I'm really glad I went to college, though I don't think it's for everyone, especially with art. If you feel you're just going through the motions and not learning, drop it. An art degree can only get you so far. I've been an Art Lead in several different capacities over the last 4 years (with game design and graphic design) and I've had to interview people as part of my job.
If anyone wonders about an interview for artists from the perspective of an employer, here are my thoughts:
thought #1: What can they do? (usually indicated by their portfolio, which I view before ever calling them in for an interview; their work is of course brought up in the interview too).

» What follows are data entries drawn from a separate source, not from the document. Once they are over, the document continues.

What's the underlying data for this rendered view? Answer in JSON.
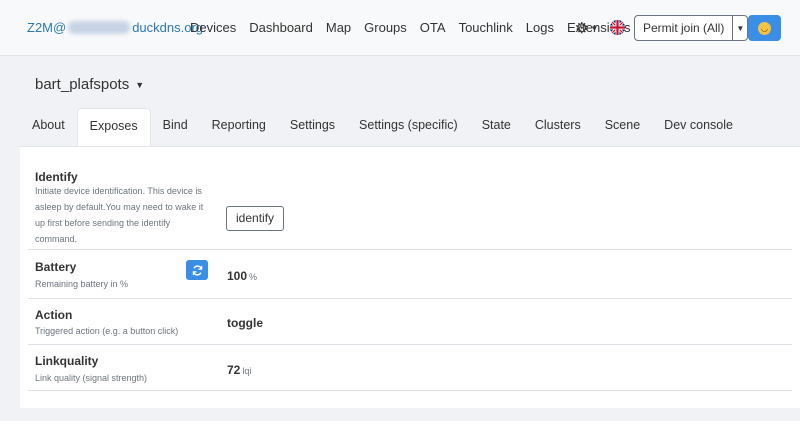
{
  "navbar": {
    "brand_prefix": "Z2M@",
    "brand_suffix": "duckdns.org",
    "links": [
      "Devices",
      "Dashboard",
      "Map",
      "Groups",
      "OTA",
      "Touchlink",
      "Logs",
      "Extensions"
    ],
    "permit_join_label": "Permit join (All)"
  },
  "device": {
    "name": "bart_plafspots"
  },
  "tabs": [
    "About",
    "Exposes",
    "Bind",
    "Reporting",
    "Settings",
    "Settings (specific)",
    "State",
    "Clusters",
    "Scene",
    "Dev console"
  ],
  "active_tab": "Exposes",
  "exposes": {
    "identify": {
      "title": "Identify",
      "desc": "Initiate device identification. This device is asleep by default.You may need to wake it up first before sending the identify command.",
      "button": "identify"
    },
    "battery": {
      "title": "Battery",
      "desc": "Remaining battery in %",
      "value": "100",
      "unit": "%"
    },
    "action": {
      "title": "Action",
      "desc": "Triggered action (e.g. a button click)",
      "value": "toggle"
    },
    "linkquality": {
      "title": "Linkquality",
      "desc": "Link quality (signal strength)",
      "value": "72",
      "unit": "lqi"
    }
  },
  "colors": {
    "accent": "#3a8ee6",
    "brand_link": "#2a7ab0"
  },
  "icons": {
    "settings": "gear-icon",
    "language": "uk-flag-icon",
    "theme": "smile-icon",
    "refresh": "refresh-icon"
  }
}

thought #2: How fast can they work? (usually indicated by an art test. Shows how they work with directions, under pressure, in a time constraint--really, this isn't to intimidate or be crazy harsh, but as a manager, I have to know these things so I can set proper deadlines and help integrate them into a team properly).
thought #3: Are they self motivated? (have they created projects in their own free time? If yes, then I know they can teach themselves and also care about the work they create).
thought #4: Are they an asshole? (I don't care if they are really good at what they do, no one likes working with an asshole. Games/web design are team work and require team players. Assholes often need to be babysat, too. I'd rather work with someone a bit less skilled that plays well with others than a supremely talented asswipe).
Team management in general is something I seem to be adept at or coincidence has lead me to get such positions over and over again. It's actually at the point that I want to be an underling and make art under someone else's direction. I need that kind of experience as well, I can't always be in charge. It's flattering that it keeps happening, though. And it's been a great experience.
I'm currently working for my startup game company instead of going to grad school. Because I believe I'll learn more here and it will cost FAR less. And I'll have more published work to show. The more the merrier!